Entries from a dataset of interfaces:
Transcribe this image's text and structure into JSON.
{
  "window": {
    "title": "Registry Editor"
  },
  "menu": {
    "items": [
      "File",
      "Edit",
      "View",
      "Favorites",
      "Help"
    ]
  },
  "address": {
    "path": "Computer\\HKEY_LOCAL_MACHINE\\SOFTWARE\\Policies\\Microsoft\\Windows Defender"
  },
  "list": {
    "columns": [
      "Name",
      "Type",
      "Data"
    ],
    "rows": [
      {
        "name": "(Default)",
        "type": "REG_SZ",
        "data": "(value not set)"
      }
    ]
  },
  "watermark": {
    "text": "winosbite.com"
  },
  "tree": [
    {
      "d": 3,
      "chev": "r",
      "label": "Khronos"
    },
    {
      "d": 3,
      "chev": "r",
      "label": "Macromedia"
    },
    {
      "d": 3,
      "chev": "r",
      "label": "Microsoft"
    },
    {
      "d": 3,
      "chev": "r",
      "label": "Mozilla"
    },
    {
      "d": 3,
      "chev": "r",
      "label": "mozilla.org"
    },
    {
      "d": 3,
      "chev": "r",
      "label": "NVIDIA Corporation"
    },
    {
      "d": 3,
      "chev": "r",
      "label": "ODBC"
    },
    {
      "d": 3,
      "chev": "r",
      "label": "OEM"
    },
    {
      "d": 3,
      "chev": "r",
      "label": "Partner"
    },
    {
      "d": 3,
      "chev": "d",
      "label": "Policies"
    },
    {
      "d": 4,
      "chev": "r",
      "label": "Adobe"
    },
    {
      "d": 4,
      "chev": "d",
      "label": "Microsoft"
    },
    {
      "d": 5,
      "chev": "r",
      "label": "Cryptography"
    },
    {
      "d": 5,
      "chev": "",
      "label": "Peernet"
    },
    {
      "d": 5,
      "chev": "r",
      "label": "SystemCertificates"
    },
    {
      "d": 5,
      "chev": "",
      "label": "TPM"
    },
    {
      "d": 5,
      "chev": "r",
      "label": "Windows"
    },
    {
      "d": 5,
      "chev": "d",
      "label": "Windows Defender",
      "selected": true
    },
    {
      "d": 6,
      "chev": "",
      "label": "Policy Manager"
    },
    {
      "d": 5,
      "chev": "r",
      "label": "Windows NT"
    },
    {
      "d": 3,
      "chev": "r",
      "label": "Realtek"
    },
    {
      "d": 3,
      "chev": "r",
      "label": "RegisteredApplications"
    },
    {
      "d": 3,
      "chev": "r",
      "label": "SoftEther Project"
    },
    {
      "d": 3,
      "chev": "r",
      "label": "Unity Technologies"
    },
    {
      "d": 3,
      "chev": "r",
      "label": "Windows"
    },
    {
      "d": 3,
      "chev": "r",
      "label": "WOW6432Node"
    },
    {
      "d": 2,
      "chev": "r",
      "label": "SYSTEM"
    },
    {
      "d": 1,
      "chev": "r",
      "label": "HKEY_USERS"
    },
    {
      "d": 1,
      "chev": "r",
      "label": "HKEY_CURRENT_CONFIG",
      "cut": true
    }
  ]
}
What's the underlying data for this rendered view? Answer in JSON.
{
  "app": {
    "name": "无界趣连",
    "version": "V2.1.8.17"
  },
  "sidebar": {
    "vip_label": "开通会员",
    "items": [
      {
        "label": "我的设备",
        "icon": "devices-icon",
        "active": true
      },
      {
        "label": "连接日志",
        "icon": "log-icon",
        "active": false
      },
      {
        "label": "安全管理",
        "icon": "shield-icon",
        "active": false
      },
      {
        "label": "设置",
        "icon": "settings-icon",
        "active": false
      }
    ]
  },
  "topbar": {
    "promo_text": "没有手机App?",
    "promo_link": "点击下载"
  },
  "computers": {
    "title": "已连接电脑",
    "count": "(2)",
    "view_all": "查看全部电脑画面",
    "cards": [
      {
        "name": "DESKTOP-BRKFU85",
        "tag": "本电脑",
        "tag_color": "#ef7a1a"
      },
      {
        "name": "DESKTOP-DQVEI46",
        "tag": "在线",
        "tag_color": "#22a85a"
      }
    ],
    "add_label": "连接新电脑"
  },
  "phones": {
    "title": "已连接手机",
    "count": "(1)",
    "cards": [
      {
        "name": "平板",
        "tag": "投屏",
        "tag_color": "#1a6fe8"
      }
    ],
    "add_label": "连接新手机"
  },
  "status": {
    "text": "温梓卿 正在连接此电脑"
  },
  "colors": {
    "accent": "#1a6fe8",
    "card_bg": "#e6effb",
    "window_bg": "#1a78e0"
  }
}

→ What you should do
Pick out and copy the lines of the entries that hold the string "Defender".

→ Answer to this problem
    "path": "Computer\\HKEY_LOCAL_MACHINE\\SOFTWARE\\Policies\\Microsoft\\Windows Defender"
      "label": "Windows Defender",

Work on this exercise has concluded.